On Sunday, Javonte Williams suffered an injury to his right knee, reportedly tearing his ACL, his LCL, and suffering a nonspecified injury to his posterior lateral corner. In other words, he tore the ligaments stabilizing his knee along the anterior and the lateral posterior. And the bundle of ligaments and tendons at the posterior lateral corner of his knee was also destabilized (this generally means that the tibia and femur can be separated side to side along that posterior lateral axis).
So what do the underlying biomechanics say about this injury and about Javonte Williams’s likelihood of returning to the same pre-injury level of play?
It is important to understand that this injury was very likely set up by repetitive stress/ overdevelopment of Williams’s lateral lumbar areas (specifically below the knee). Although the injury was caused by contact, if you watch the video of the injury, you’ll see that there was nothing unusual about the tackle or the way that Williams hit the ground.
Williams has probably been tackled in a very similar manner a dozen times so far this season, and were it not for an overly-stretched lateral lumbar system, he would’ve absorbed another few dozen such tackles over the course of the season.
So why did a routine tackle cause such a significant injury?
Javonte Williams is medial centric posterior dominant, and fully efficient in his favored medial lumbar areas. This means that Williams’s main ‘engine’, the areas that contribute most meaningfully and efficiently to his running, are along the insides of the backs of his legs. These muscles as a collective mostly drive straight ahead, and Williams is indeed extremely powerful and efficient going straight ahead.
However, in a Shanahan-tree wide zone scheme, the running back very often begins the play running parallel to the line of scrimmage, before cutting/ bursting sideways through a gap in the defense. In other words, Denver’s scheme demands that Williams make powerful sudden changes of direction after running horizontally towards the sideline. These sorts of sudden sideways cuts are largely driven by the lateral lumbar areas, both anterior and posterior. It’s the difference between powering off your big toe (which drives you straight ahead) versus powering off your pinky toe (which drives you sideways). Going straight ahead is largely utilizing medial areas, while going sideways is largely utilizing lateral ones.
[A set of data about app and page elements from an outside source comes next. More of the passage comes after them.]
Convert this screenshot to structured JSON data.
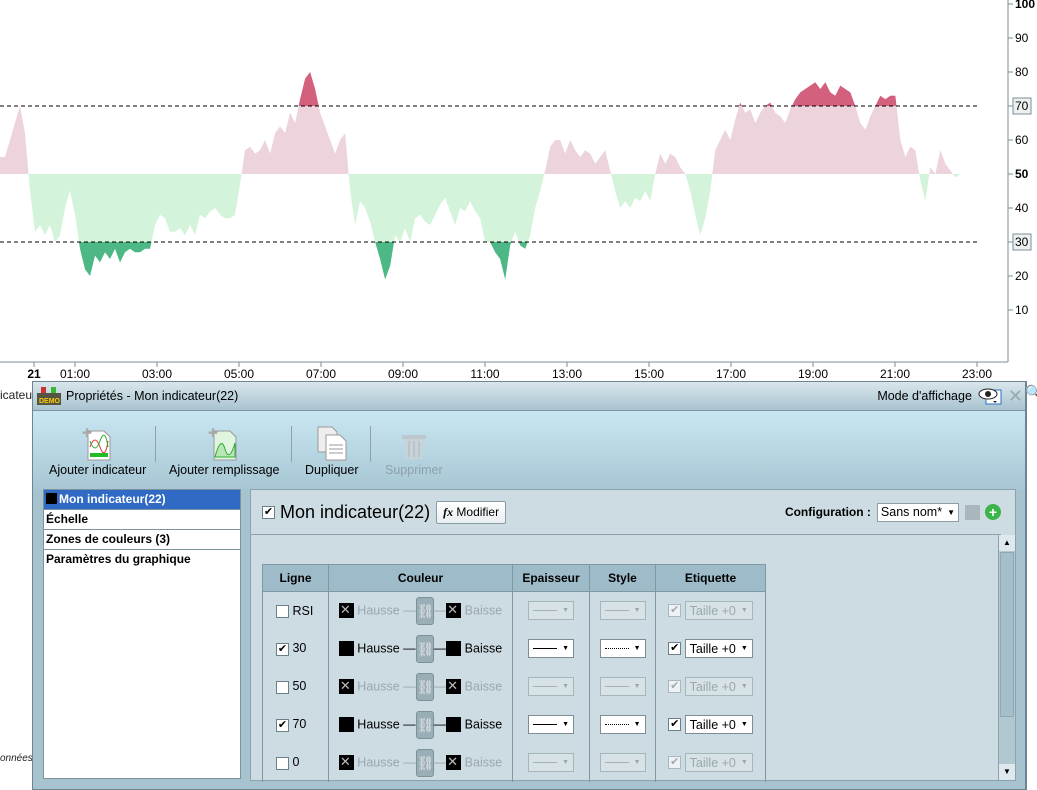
{
  "chart_data": {
    "type": "area",
    "title": "RSI",
    "y_ticks": [
      10,
      20,
      30,
      40,
      50,
      60,
      70,
      80,
      90,
      100
    ],
    "ylim": [
      0,
      100
    ],
    "x_ticks": [
      "21",
      "01:00",
      "03:00",
      "05:00",
      "07:00",
      "09:00",
      "11:00",
      "13:00",
      "15:00",
      "17:00",
      "19:00",
      "21:00",
      "23:00"
    ],
    "x_tick_hours": [
      0,
      1,
      3,
      5,
      7,
      9,
      11,
      13,
      15,
      17,
      19,
      21,
      23
    ],
    "reference_lines": [
      30,
      50,
      70
    ],
    "highlighted_labels": [
      "70",
      "30"
    ],
    "start_hour": -0.83,
    "step_hours": 0.122,
    "values": [
      55,
      55,
      60,
      65,
      70,
      62,
      45,
      33,
      35,
      32,
      35,
      30,
      32,
      40,
      45,
      38,
      28,
      22,
      20,
      26,
      24,
      27,
      25,
      28,
      24,
      27,
      28,
      27,
      27,
      28,
      28,
      35,
      38,
      37,
      33,
      33,
      34,
      32,
      35,
      32,
      38,
      37,
      39,
      40,
      38,
      37,
      37,
      38,
      47,
      57,
      58,
      56,
      57,
      60,
      56,
      62,
      64,
      62,
      68,
      65,
      72,
      78,
      80,
      75,
      68,
      64,
      60,
      56,
      60,
      62,
      45,
      35,
      42,
      40,
      36,
      30,
      25,
      19,
      23,
      32,
      30,
      34,
      30,
      37,
      38,
      36,
      35,
      38,
      41,
      43,
      39,
      35,
      40,
      39,
      42,
      39,
      37,
      30,
      30,
      27,
      25,
      19,
      29,
      33,
      29,
      28,
      32,
      40,
      45,
      51,
      58,
      60,
      60,
      56,
      60,
      57,
      55,
      57,
      56,
      53,
      55,
      57,
      51,
      45,
      40,
      42,
      40,
      43,
      42,
      45,
      42,
      50,
      56,
      53,
      56,
      55,
      52,
      50,
      45,
      38,
      32,
      37,
      45,
      57,
      60,
      63,
      60,
      66,
      71,
      68,
      69,
      65,
      68,
      70,
      71,
      68,
      67,
      65,
      69,
      72,
      74,
      75,
      76,
      77,
      75,
      77,
      74,
      73,
      76,
      75,
      74,
      70,
      65,
      63,
      67,
      70,
      73,
      72,
      73,
      73,
      60,
      55,
      58,
      57,
      48,
      42,
      52,
      50,
      57,
      53,
      51,
      49,
      50
    ],
    "colors": {
      "above": "#ecd3dc",
      "above_zone": "#d3607d",
      "below": "#d3f4da",
      "below_zone": "#4db885"
    }
  },
  "background": {
    "left_label": "icateur",
    "left_label2": "onnées"
  },
  "dialog": {
    "title": "Propriétés - Mon indicateur(22)",
    "mode_label": "Mode d'affichage",
    "toolbar": {
      "add_indicator": "Ajouter indicateur",
      "add_fill": "Ajouter remplissage",
      "duplicate": "Dupliquer",
      "delete": "Supprimer"
    },
    "nav": [
      "Mon indicateur(22)",
      "Échelle",
      "Zones de couleurs (3)",
      "Paramètres du graphique"
    ],
    "panel": {
      "indicator_name": "Mon indicateur(22)",
      "modify": "Modifier",
      "config_label": "Configuration :",
      "config_value": "Sans nom*"
    },
    "table": {
      "headers": [
        "Ligne",
        "Couleur",
        "Epaisseur",
        "Style",
        "Etiquette"
      ],
      "rows": [
        {
          "line": "RSI",
          "checked": false,
          "up": "Hausse",
          "down": "Baisse",
          "style": "solid",
          "label": "Taille +0"
        },
        {
          "line": "30",
          "checked": true,
          "up": "Hausse",
          "down": "Baisse",
          "style": "dotted",
          "label": "Taille +0"
        },
        {
          "line": "50",
          "checked": false,
          "up": "Hausse",
          "down": "Baisse",
          "style": "solid",
          "label": "Taille +0"
        },
        {
          "line": "70",
          "checked": true,
          "up": "Hausse",
          "down": "Baisse",
          "style": "dotted",
          "label": "Taille +0"
        },
        {
          "line": "0",
          "checked": false,
          "up": "Hausse",
          "down": "Baisse",
          "style": "solid",
          "label": "Taille +0"
        }
      ]
    }
  }
}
In order to play this scheme at a high level, Williams rebuilt his body this past offseason to better accommodate these sorts of powerful sudden changes of direction. Specifically he over-developed his lateral areas below the knee to help drive these changes of direction. If you watch the tape you’ll see very tight, highly involved lateral shins/ calves driving Williams’s cuts.
Unfortunately, by driving these sort of gross whole-body movements from such small muscle groups (the shins/ calves), Williams was putting far too much stress on his lateral knees. Likely leading to stretched, weakened ligaments and tendons. Williams is not naturally very efficient in these lateral areas, and so in utilizing an unsustainable mechanic he caused the tissues to weaken and eventually rupture on contact.
The good news however is that Williams’s main areas of efficiency– his medial posterior lumbar areas– were not reportedly damaged. That Williams’s main ‘engine’ was more or less left untouched amidst the wreckage. This means that Williams is far more likely than most to recover from this injury, to something approximating his pre-injury level of play. He will likely be even more of a straight-line runner upon his return than he was pre-injury, but his ability to power forward and break tackles while maintaining balance/ equilibrium will likely return more or less fully.
A glance at similar catastrophic injuries to recent RBs shows this pattern very clearly. That when an injury/ rupture occurs to an area of greatest use/ efficiency, the recovery is likely to be very slow and incomplete. But that when an injury occurs to a runner who is fully efficient in an undamaged area, even a truly catastrophic injury can be overcome, due to the remaining fully efficient ‘engine’ remaining intact.
Examples of the former include Cam Akers and Marlon Mack (both posterior dominant) who ruptured their Achilles tendons (which is part of the posterior lumbar system), and have yet to come close to approximating their pre-injury levels of play. Whereas James Robinson has already made a very effective comeback from the same type of injury (ruptured Achilles) due to his fully efficient lumbar area being his lateral anterior. So that even though Robinson’s posterior leg drive on his injured leg is noticeably lessened post-injury, it is only of minor consequence to his playing ability due to his main ‘engine’ being on the other side of his leg (anterior).
When he returns, Williams will likely struggle with abrupt changes of direction. But his characteristic straight ahead power and balance will likely return undiminished. Which means that Williams may struggle on his return to fit a Shanahan-tree wide zone scheme requiring sudden powerful cuts. But in terms of raw ability and effectiveness in his preferred straight ahead style, Williams will likely make a full comeback.